The vast majority of paid software available for the Vive is gaming related, thus we believe gaming is the best way to contextualize Vive ARPU. Note that these comparative ARPU numbers are for a full 12 months vs our Vive estimate over 10 months. In 2016, we estimate that total gaming software revenue for PCs and consoles (excluding mobile games) was about $33 billion. We believe there are about 170 million PC/console gamers worldwide, so gaming software ARPU is about $194 per year. For comparison, we believe that the mobile apps market, including gaming and non-gaming software, was worth $50 billion in 2016. With 2.1 billion smartphone users, mobile app ARPU is $23 per year. Finally, we note that mobile games made up the vast majority of mobile app sales, representing $42 billion in sales in 2016.

Since today’s high-end VR users are very early adopters, they are likely spending more than mainstream users would, despite limited software titles on the market. There are just over 1,000 VR-only titles on Steam vs over 27,000 titles on the store in total.
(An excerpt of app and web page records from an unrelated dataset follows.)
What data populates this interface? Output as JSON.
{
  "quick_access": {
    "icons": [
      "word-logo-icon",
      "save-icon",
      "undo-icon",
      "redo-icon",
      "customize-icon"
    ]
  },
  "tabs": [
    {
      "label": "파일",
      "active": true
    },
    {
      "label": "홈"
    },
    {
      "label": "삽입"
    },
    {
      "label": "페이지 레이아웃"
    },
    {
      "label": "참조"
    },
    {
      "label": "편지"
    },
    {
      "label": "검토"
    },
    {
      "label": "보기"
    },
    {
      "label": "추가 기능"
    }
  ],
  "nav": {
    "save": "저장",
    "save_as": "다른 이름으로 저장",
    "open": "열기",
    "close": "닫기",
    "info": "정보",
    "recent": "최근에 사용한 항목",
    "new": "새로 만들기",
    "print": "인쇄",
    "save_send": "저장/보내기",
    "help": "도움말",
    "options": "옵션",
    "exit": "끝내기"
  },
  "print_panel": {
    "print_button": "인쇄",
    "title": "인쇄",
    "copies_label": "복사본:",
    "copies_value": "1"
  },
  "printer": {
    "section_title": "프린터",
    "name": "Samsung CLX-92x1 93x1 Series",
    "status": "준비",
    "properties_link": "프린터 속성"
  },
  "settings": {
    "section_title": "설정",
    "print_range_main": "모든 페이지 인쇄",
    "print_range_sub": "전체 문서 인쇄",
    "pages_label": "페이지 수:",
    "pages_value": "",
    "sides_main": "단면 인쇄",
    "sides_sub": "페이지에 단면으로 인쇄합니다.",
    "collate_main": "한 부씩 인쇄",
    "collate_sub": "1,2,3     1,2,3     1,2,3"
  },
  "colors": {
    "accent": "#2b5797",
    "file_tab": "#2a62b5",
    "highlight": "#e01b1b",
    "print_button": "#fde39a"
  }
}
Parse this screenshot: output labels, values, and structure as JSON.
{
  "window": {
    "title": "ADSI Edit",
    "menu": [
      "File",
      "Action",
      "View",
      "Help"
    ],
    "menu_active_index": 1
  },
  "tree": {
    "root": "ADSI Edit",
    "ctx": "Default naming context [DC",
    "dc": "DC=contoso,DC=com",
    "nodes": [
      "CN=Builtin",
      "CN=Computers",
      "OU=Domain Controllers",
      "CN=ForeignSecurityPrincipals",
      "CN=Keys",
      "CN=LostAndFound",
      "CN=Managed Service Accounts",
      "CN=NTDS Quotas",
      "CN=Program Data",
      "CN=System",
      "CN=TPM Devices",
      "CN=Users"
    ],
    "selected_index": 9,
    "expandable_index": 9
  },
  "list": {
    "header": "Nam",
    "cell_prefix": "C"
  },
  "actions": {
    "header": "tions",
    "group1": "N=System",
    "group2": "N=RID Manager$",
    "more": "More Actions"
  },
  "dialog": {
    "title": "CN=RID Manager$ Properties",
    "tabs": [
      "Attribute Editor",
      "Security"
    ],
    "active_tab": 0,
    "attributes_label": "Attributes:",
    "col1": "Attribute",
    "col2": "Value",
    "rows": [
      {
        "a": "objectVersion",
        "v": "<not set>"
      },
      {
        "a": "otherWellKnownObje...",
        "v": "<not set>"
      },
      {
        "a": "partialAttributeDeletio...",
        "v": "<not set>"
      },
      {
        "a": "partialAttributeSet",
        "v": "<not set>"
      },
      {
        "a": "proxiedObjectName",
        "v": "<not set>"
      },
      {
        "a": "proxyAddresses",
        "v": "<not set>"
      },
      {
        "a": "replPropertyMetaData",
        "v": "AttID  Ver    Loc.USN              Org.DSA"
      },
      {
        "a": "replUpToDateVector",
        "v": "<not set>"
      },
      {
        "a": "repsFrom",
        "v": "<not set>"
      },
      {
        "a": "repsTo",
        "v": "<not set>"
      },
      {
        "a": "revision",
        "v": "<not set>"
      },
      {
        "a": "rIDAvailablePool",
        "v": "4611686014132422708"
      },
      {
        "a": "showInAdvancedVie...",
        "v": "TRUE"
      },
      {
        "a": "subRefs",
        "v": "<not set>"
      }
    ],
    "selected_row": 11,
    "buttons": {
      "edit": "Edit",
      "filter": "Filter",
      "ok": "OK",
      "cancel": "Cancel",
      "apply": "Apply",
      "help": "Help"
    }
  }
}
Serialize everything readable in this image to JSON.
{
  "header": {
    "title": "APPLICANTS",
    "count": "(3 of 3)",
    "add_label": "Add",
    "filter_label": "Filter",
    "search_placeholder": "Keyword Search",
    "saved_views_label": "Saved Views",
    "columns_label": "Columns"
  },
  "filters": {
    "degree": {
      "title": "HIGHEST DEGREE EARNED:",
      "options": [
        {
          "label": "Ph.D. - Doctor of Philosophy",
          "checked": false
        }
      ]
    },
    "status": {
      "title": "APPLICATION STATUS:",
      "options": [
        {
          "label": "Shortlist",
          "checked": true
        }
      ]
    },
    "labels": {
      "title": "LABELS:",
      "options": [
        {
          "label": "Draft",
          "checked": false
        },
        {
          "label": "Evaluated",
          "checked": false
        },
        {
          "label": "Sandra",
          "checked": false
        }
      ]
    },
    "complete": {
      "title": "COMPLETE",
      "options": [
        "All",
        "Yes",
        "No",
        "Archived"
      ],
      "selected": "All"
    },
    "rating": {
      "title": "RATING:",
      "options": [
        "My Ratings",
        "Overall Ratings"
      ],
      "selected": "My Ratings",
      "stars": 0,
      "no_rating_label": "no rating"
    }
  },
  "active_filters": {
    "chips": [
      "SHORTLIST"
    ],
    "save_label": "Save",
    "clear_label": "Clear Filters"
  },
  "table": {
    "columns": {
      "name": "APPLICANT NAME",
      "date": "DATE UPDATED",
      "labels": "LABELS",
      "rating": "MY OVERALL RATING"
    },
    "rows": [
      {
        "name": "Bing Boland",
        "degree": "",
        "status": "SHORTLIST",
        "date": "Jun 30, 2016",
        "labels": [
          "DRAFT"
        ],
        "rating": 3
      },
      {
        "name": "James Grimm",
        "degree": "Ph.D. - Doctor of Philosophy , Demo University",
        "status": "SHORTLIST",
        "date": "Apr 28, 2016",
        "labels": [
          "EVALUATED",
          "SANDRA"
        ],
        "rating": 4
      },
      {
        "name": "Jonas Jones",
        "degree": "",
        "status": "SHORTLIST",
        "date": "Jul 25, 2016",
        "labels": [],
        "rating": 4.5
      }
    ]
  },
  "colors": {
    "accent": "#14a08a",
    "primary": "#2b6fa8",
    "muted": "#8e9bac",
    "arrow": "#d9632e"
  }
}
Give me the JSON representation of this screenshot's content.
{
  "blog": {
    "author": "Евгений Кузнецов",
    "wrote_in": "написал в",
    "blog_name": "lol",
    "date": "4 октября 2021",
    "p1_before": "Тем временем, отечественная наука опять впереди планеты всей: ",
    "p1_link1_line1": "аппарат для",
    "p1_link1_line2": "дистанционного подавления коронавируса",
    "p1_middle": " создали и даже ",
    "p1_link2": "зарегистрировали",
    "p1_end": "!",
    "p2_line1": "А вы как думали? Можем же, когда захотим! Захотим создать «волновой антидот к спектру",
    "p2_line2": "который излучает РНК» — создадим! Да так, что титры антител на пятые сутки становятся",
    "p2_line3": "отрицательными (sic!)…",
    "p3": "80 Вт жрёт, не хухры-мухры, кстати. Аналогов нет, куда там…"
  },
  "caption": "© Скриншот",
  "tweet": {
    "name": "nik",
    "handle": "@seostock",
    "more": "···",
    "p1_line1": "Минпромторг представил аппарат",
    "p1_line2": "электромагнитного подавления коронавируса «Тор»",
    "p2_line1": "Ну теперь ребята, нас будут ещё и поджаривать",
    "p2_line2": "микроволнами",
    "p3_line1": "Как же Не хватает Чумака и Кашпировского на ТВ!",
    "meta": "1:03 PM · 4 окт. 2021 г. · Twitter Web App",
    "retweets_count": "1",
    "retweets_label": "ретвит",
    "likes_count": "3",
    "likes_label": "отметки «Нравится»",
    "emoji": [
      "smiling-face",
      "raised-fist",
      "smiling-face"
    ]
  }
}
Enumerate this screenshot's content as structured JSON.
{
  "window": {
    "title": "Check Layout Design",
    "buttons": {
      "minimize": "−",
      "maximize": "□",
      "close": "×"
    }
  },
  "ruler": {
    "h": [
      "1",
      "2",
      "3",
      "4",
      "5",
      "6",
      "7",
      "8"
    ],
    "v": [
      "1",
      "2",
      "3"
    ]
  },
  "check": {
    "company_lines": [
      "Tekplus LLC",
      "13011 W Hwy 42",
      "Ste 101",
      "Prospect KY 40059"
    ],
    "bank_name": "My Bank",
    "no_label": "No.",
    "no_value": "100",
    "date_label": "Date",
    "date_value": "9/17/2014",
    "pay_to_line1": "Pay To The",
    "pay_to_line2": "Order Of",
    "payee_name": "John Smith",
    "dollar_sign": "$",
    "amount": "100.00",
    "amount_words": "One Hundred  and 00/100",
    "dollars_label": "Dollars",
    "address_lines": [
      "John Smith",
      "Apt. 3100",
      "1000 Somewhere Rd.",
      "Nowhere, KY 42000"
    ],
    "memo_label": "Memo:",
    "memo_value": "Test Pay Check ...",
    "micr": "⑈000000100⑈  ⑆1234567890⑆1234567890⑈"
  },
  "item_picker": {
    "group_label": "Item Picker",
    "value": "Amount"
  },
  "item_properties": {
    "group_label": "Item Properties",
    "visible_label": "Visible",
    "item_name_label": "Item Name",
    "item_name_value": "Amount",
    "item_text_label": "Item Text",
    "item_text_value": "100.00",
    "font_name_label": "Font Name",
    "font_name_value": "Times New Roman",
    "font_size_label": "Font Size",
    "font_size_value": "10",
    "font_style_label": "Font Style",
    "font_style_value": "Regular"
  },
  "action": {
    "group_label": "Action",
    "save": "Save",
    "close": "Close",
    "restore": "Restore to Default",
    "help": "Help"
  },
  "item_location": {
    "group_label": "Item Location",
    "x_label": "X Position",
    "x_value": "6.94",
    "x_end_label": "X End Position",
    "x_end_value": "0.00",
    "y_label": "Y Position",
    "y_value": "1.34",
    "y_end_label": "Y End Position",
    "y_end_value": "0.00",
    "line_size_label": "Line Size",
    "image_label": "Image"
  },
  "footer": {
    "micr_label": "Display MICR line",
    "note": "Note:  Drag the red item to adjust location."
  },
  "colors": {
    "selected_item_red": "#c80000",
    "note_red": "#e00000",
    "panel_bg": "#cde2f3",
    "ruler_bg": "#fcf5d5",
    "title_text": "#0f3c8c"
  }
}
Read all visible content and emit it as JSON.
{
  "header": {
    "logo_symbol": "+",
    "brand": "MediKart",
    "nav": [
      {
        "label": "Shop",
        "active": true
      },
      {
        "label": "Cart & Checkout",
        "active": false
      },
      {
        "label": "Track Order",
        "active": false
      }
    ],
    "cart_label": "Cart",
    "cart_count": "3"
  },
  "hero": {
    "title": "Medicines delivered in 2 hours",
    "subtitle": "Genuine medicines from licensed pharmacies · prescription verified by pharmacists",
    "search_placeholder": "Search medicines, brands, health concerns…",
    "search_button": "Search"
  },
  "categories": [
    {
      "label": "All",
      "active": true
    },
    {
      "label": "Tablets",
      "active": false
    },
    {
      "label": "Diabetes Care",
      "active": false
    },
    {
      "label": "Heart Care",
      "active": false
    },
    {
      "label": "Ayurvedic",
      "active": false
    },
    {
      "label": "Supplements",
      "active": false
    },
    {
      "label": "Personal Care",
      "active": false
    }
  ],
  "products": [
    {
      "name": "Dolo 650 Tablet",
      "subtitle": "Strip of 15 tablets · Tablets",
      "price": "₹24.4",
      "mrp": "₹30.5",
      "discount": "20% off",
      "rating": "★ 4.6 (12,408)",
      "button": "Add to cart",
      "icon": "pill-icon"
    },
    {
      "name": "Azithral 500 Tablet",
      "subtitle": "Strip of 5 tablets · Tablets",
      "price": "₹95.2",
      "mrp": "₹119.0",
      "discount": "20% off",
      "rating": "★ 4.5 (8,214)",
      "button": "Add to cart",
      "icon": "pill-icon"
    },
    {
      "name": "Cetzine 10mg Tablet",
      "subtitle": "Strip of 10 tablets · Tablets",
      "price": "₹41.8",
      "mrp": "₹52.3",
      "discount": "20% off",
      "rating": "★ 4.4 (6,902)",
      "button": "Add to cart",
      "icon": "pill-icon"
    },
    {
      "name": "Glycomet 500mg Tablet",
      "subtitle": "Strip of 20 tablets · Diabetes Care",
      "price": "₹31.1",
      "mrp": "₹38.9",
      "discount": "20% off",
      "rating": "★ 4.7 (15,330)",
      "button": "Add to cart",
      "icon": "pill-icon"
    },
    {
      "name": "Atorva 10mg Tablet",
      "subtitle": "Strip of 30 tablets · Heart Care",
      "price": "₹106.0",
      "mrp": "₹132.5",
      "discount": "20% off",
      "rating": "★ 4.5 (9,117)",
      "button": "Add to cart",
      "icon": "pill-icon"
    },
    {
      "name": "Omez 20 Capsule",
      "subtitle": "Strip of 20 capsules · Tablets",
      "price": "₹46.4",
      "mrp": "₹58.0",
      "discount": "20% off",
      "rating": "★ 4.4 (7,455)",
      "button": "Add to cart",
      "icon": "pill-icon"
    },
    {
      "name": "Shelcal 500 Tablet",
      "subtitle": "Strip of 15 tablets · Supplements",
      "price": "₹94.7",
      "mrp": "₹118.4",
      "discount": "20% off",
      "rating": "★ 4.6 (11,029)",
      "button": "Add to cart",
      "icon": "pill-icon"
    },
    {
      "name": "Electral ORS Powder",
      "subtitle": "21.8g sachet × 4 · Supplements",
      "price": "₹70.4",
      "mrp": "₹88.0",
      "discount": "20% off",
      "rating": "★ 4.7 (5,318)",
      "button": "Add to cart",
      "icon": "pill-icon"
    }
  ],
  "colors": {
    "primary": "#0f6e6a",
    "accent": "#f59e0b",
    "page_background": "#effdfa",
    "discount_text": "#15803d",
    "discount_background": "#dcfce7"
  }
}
Longer term, both the number of high-end VR users and ARPU will grow, driven by better, cheaper hardware and better titles respectively. We expect that VR ARPU will ultimately exceed that of traditional gaming, given richer games and other content experiences. As VR evolves beyond a purely digital solution, we believe that entire industries could be transformed, like travel and vice. That is why we think VR has the long-term potential to be more transformative to the human experience than AR.

Disclaimer: We actively write about the themes in which we invest: artificial intelligence, robotics, virtual reality, and augmented reality. From time to time, we will write about companies that are in our portfolio.  Content on this site including opinions on specific themes in technology, market estimates, and estimates and commentary regarding publicly traded or private companies is not intended for use in making investment decisions. We hold no obligation to update any of our projections. We express no warranties about any estimates or opinions we make.

Augmented Reality, Virtual Reality
2 min. read Show less